Boca West’s new GM says job means you’re “always on stage”

12:00 a.m. Sunday, Feb. 25, 2018 Business
Matthew Linderman is the general manager of Boca West Country Club. Photo courtesy Boca West.

To call Boca West a country club doesn’t quite do the organization justice. It’s a mammoth operation that boasts more than 6,000 residents and pulls in more than $50 million a year in revenue.

Matthew Linderman came to work for Boca West Country Club in 2005, and longtime General Manager Jay DiPietro groomed Linderman as his replacement. In 2017, DiPietro retired and Linderman took over as the club’s first new GM in more than three decades.

Hometown: I grew up on Long Island. Now I live in Boynton Beach.

How your business has changed: The club business used to revolve around golf as the dominant force. Today it is more about the social experience — which for us is still very much golf with the addition of fun tournaments and events like Super Bowl tailgate, March Madness golf events and twi-night golf with a happy hour. In addition, we’ve jazzed up tennis and pickleball with social events planned around both.

We are constantly looking for fun ways to drive the social experience. We recently partnered with Lynn University and Florida Atlantic University to create an educational series for our members. Now those who have attended classes at local universities no longer have to leave their club to do so.

Healthy living seems to be the buzzword lately, but, in many ways, we have been ahead of that curve. Ten years ago, we built a state-of-the-art fitness center offering the latest and greatest classes and a fabulous spa with healthy cuisine lunch options. Today, we are preparing to introduce a new program in partnership with Boca Raton Regional Hospital for our members. The hospital will assist us with our wellness lectures and help our members with scheduling services at BRRH.

First job: When I was 12, I started my own landscaping business taking our family lawn mower around the neighborhood trying to make money. I would look around for anything I could do to earn some money. I lost my father when I was 11. It was difficult, but my family pulled through it. I eventually got my first hospitality job as a busboy at a country club on Long Island when I was 15. I did everything and anything I could to learn. I realized early on that this business was for me.

First big break in your career: When I was 20, I had the opportunity to work at the Rainbow Room in New York City and Rockefeller Center. It was my first exposure working in a five-star environment. Nearly 10 years later, I was asked to be the director of food and beverage at the Four Seasons Hotel Washington, D.C. I was the youngest director with Four Seasons worldwide. This property exposed me to many incredible mentors and colleagues that I still call friends today. Managing at that high level of service to political figures and affluent customers from around the globe was an experience I will never forget.

Best business book you’ve read: John Maxwell and his collection of short reads. One in particular is Today Matters, which covers topics such as stretching your creativity and thinking to generate constant new ideas, and to reinforce staying the course on your promises and commitments. Another author I have truly enjoyed is Simon Sinek, whose books address the “inspired leader” concept.

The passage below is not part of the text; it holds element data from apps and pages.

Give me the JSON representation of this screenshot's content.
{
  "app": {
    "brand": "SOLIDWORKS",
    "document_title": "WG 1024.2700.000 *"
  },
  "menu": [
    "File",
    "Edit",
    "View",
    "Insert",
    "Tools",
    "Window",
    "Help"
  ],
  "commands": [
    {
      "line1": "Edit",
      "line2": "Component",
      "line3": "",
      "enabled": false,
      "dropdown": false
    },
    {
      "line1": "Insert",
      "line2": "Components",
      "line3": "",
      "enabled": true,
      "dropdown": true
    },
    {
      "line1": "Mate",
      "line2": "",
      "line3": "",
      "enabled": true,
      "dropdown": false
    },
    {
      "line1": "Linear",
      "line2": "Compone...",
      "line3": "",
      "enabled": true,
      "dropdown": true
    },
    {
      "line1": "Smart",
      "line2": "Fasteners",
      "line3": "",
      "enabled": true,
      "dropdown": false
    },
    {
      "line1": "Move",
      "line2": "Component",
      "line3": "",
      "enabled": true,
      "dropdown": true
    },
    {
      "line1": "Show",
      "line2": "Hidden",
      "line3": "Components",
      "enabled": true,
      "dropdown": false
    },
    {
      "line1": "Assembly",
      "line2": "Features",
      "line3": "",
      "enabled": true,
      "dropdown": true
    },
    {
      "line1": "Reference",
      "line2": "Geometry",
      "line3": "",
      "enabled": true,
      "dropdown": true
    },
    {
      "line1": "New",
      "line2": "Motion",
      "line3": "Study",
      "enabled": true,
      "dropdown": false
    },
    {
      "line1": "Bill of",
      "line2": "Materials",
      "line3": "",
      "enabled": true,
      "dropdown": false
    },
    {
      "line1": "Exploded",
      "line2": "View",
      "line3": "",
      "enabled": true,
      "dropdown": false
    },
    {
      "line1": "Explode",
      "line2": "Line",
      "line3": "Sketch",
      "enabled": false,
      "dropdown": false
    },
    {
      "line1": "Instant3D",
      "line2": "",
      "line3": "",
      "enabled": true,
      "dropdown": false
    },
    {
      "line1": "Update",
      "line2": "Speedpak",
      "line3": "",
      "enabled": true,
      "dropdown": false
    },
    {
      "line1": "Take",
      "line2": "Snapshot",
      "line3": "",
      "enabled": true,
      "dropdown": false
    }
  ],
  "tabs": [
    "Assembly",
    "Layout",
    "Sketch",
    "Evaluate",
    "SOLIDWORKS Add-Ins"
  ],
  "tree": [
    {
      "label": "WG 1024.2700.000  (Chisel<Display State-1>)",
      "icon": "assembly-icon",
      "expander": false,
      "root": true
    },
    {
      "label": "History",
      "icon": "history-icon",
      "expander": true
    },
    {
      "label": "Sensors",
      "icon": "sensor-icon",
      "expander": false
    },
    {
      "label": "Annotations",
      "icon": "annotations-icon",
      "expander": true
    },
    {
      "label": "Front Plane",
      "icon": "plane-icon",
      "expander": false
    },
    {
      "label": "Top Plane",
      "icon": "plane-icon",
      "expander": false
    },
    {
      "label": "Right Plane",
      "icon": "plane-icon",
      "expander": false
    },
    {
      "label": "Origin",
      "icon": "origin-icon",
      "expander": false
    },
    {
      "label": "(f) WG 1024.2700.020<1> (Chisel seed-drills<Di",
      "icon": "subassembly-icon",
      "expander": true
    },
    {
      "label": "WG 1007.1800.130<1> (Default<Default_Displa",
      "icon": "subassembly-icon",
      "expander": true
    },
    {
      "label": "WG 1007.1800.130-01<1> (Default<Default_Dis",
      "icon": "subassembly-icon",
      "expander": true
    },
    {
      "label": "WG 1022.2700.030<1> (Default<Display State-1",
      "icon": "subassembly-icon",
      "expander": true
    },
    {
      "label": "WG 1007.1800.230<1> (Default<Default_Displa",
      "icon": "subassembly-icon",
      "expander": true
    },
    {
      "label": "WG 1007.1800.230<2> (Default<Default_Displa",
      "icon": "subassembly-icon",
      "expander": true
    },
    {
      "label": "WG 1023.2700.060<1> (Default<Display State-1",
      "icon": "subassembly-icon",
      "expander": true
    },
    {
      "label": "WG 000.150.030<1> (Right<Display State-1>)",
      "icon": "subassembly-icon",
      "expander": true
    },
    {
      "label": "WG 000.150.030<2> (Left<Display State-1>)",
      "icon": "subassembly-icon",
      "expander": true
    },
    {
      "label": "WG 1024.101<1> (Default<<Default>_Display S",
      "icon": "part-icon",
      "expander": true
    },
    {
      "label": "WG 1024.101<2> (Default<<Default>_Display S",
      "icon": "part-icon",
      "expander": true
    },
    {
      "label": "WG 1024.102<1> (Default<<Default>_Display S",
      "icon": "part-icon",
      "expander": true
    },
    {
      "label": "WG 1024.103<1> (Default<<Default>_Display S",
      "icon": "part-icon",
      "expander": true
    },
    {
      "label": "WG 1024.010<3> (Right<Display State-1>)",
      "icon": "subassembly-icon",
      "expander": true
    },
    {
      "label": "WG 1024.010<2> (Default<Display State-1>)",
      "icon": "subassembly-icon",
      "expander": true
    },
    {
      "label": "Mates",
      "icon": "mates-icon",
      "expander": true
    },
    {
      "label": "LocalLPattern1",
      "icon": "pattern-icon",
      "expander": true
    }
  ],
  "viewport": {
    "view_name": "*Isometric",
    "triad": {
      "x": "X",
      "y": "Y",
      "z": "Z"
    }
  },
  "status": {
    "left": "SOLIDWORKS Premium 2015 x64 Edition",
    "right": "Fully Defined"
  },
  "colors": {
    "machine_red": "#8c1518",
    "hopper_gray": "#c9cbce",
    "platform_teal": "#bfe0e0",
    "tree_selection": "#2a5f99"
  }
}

Biggest challenge you face: Being one of the most renowned clubs in the country, it comes with challenges every day. I often refer to my past hotel experience where receiving the fifth star is a very difficult task, but maintaining it is much more difficult. However, a residential private country club where members live may be more challenging. We are always on stage and must always look for ways to raise the bar without missing a beat.

Biggest mistake you have made in business: I don’t think I could put a finger on the biggest mistake, but I can certainly say I have made many in my career. Something I teach our team is to remember we are not computers. This is a human business and we will make mistakes. What sets us apart from other clubs and properties is how we recover.

Most important trait you look for when hiring: A smile with sincere empathy. We are here to show care and concern for the members of this club. We can teach anyone who wants to be trained in this business but we cannot teach personality. In our new employee orientations, I make it very clear that we are now in a partnership that works both ways. We will invest the time and energy in their training in return for their carrying out what they have learned. I love employees who always stay busy looking for ways to help us improve on what we do each day. If I were to look for a third trait it would be active listening. Truly listening to members or co-workers is more difficult than one thinks.

What you see ahead for Palm Beach County: I believe the county will continue to grow and thrive. This is an exciting time for Boca Raton and Palm Beach County as a whole. The area is known throughout the world as a destination for golf, tennis, shopping and dining, as well as luxury real estate. I think the growth we are seeing in Boca with the recent hotels that have or plan to open cover vast price points, from the Hyatt Place to the Mandarin Oriental.

Where you are when you’re not working: Enjoying family time with my three dream girls. I am blessed to have a beautiful, special wife of almost 20 years and two teenage girls. I love soaking up everything family, whether watching them play volleyball, cheerleading or snuggled in front of the television for a movie marathon. I love just watching them smile — catching their smiles is challenging with the long hours we keep in the hospitality and club business.